The making of these art pieces is quite a sight to behold. “We have a furnace that runs at two thousand degrees Fahrenheit twenty-four hours a day,” White explains. “We have one furnace that holds five hundred pounds of molten glass and another one that holds around three hundred and fifty pounds. We literally have lava, if you will, molten glass in these chambers. We’re able to gather the glass out and add different colors. We are literally creating from the goo — it is about the consistency of honey or molasses — and turning things into tangible objects.”
Homeowners who are interested in placing art glass in their homes can come to the downtown gallery and look at finished pieces they can buy directly or they can create anything a client can dream up. People can bring in pictures or take artists to their home to get suggestions. White adds: “I love it when people say there is no budget. Then what they actually mean is there is a really small budget, but I just wanted to see what you can come up with creatively.”
One of the coolest projects Brook White worked on was for a private home on Cherokee Road in the Highlands. “It was a beautiful, historic home,” he recalls. “They had this area where they wanted a sconce. The wall was also lined with mirrors. It provided a lot of really interesting opportunities to play with the light. We did a metal structure that hung on the wall. Then we made, I would say a hundred to a hundred and fifty different pieces of glass that were then attached to the metal. Inside the metal structure, was the lighting — that was so the thing was able to glow and just had this really nice, blue cast. It would reflect and show off those mirrors.”
Another cool project was done out in Norton Commons. White explains: I had a gentleman approach me. We ended up doing several projects in his home. He saw one of my business cards that had an outdoor sculpture that I had done at a hospital. He was mistaken on the size of it. The scale you couldn’t tell from the business card. He said, ‘I want one of these.’” The sculpture was 17 feet tall. “What we did is we basically were inspired as a floor lamp kind of an idea, something about that height. We made it about five feet tall and scaled all the proportions down.
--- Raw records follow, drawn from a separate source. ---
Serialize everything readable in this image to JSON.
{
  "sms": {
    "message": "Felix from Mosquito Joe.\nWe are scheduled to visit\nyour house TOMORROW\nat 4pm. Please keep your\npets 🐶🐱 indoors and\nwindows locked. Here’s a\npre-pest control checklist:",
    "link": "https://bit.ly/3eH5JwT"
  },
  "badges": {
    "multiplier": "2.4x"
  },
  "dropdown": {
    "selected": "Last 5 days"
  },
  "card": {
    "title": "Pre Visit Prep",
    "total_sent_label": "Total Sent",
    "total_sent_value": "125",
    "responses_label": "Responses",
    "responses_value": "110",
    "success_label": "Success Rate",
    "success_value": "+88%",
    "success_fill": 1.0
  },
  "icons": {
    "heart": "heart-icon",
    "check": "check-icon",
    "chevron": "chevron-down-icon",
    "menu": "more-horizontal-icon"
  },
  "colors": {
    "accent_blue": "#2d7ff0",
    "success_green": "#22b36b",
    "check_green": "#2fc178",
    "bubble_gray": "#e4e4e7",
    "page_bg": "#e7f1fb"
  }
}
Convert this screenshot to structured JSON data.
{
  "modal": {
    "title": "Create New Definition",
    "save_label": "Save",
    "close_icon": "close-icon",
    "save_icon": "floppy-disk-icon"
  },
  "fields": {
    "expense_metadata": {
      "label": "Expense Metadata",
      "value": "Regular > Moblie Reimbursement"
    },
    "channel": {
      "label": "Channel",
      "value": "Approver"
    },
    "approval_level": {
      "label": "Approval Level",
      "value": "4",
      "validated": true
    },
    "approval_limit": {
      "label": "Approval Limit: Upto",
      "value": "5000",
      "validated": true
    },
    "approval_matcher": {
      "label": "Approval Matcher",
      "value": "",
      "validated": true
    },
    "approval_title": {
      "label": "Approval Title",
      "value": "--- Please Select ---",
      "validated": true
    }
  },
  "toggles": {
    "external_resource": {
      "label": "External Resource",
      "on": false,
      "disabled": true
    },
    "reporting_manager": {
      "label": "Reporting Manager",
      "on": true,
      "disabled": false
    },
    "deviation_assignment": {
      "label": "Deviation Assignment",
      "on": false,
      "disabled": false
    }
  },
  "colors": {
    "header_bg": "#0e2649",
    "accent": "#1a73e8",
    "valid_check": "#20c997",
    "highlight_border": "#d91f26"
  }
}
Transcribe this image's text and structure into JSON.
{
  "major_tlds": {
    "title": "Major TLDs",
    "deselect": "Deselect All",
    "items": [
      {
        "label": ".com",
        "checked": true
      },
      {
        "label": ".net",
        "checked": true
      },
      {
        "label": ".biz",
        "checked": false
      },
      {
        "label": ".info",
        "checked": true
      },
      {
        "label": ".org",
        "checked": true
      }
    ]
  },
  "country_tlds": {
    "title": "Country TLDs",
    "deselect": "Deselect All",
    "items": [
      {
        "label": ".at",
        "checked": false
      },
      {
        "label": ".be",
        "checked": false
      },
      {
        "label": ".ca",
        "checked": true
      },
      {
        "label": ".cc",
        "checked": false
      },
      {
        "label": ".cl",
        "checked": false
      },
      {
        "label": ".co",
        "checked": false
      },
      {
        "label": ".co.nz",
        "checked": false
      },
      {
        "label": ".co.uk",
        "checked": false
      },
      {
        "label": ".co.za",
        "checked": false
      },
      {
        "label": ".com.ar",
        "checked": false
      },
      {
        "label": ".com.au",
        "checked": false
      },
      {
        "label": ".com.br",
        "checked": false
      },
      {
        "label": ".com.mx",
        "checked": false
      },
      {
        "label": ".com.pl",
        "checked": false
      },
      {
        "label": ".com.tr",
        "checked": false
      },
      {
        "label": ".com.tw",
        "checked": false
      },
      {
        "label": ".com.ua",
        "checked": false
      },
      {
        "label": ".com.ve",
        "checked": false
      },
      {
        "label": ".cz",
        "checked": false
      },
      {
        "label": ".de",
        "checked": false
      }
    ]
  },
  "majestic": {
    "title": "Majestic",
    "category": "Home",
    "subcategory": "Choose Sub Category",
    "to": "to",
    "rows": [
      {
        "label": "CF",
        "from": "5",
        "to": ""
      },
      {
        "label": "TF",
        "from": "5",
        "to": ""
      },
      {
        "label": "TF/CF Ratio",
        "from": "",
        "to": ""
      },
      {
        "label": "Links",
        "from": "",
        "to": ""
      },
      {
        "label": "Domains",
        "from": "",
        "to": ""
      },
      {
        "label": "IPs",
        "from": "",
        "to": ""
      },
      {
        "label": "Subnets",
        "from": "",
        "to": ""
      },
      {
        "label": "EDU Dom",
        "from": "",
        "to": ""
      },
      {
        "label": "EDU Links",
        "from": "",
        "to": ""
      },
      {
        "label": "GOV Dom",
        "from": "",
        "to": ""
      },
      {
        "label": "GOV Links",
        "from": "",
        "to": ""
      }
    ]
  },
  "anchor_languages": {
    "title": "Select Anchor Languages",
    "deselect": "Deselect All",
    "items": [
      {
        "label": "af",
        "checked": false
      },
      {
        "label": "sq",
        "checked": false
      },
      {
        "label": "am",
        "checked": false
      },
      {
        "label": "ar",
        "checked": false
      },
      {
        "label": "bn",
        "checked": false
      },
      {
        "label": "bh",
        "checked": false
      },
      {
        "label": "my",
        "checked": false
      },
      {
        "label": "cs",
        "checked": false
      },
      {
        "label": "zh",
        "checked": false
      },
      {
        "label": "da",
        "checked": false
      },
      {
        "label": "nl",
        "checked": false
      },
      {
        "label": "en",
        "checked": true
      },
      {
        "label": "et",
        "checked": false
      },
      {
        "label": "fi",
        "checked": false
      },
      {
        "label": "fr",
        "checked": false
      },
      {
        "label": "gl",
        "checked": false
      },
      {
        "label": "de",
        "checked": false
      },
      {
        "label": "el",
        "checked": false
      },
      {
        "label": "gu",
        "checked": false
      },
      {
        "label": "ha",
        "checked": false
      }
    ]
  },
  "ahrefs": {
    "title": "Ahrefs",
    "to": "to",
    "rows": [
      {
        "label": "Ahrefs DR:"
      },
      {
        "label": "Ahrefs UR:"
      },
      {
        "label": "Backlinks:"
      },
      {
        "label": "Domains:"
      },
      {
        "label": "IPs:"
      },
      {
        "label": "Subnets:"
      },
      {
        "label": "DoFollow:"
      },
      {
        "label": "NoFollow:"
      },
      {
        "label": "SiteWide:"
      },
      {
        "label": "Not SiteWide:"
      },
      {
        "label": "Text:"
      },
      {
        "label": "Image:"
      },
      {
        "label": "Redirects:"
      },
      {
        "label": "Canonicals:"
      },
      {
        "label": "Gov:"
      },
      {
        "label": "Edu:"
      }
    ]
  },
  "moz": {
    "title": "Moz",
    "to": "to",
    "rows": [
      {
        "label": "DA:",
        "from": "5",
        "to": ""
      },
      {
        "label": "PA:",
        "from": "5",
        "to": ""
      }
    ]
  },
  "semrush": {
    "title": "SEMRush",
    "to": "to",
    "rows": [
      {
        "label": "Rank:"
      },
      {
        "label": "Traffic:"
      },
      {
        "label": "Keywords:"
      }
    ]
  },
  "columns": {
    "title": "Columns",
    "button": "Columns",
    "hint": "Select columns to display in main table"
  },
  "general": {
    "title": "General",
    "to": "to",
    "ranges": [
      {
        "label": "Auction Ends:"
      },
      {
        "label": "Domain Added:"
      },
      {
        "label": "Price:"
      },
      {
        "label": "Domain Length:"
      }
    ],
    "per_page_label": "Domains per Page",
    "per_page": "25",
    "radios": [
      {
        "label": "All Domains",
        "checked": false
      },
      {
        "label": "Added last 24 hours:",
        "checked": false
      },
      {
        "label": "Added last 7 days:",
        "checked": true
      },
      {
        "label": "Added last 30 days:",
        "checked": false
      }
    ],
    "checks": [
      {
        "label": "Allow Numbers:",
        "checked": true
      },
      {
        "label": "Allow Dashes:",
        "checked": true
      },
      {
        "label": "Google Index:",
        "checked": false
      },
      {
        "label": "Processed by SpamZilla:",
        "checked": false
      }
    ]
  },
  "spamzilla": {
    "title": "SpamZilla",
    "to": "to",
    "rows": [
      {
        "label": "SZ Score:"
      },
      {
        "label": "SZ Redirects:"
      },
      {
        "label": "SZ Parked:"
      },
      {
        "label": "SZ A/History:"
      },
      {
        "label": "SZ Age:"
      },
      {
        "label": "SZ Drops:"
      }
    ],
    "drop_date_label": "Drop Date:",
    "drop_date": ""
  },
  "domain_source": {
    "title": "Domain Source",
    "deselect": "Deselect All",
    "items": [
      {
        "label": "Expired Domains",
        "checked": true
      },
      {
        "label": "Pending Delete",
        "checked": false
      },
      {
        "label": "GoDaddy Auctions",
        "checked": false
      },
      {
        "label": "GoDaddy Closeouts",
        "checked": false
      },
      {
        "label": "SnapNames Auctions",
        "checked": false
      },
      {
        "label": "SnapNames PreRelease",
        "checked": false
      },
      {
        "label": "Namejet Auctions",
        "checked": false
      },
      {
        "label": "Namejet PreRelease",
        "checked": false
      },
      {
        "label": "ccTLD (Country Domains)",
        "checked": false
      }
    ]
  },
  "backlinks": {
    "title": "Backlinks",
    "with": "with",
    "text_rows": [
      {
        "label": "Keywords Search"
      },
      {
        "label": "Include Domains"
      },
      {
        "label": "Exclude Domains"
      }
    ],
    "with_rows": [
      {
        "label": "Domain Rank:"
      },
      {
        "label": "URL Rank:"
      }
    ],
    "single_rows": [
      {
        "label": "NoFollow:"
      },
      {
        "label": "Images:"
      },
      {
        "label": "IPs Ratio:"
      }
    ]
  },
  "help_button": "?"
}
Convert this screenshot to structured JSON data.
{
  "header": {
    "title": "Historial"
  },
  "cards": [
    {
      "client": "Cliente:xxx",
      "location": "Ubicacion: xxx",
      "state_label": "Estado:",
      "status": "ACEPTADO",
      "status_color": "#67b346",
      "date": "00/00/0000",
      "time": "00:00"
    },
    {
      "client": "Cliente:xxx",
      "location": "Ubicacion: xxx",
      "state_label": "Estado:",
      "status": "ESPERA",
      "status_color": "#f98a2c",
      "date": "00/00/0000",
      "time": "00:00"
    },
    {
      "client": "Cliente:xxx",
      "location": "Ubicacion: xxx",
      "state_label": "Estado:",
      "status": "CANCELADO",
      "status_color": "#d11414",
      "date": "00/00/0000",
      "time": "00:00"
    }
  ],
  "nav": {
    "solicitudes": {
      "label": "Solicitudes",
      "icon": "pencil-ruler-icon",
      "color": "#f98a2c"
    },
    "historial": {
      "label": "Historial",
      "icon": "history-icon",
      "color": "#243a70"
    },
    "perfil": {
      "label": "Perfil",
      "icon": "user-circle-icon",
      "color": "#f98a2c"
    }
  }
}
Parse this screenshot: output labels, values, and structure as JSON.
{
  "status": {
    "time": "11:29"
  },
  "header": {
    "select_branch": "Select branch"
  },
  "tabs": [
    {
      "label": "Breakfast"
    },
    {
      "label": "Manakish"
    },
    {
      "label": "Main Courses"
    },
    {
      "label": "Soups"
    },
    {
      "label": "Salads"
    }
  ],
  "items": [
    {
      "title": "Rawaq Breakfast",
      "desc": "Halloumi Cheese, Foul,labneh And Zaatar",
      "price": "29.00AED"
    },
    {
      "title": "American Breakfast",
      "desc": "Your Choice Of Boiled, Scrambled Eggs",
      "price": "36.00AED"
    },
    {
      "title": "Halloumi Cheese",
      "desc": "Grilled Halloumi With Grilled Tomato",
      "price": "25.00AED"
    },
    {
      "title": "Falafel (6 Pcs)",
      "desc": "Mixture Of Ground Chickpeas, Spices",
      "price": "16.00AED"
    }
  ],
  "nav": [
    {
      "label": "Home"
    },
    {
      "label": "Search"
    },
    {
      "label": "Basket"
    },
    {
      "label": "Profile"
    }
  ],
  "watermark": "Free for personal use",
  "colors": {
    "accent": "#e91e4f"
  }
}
That was where we started.”
From there, Brook White designed a stainless steel formal dining room table with a crisscross pattern in the middle. He describes: “We filled it up with small pieces of glass we had custom made. Then it had a clear, glass top on top of it. When you looked through the table, you could see all these colorful glass pieces.”
“Some of the other pieces we’ve done for homes that have been a popular thing are the chandeliers,” White says. He adds: “We’re able to customize everything. We get it the right scale. People pick out the colors. We do some prototypes and samples. The person, the client, is very involved in the process as far as seeing this from the beginning to the end. We walk them through that process. We can do just about anything.”
Some of his smaller projects are in the $2,000 to $5,000 range, which would be something like “a large bowl-type shape that would have some pieces coming out of it, mounted on a central shaft from the ceiling from the junction box in the ceiling, with lights laying in the bowl.” The average chandelier ranges from $10,000 to $15,000 or even up to $20,000 for a larger space. To put things into perspective, the cost of a small art installation would only cover the gas or electric bill for White’s studio.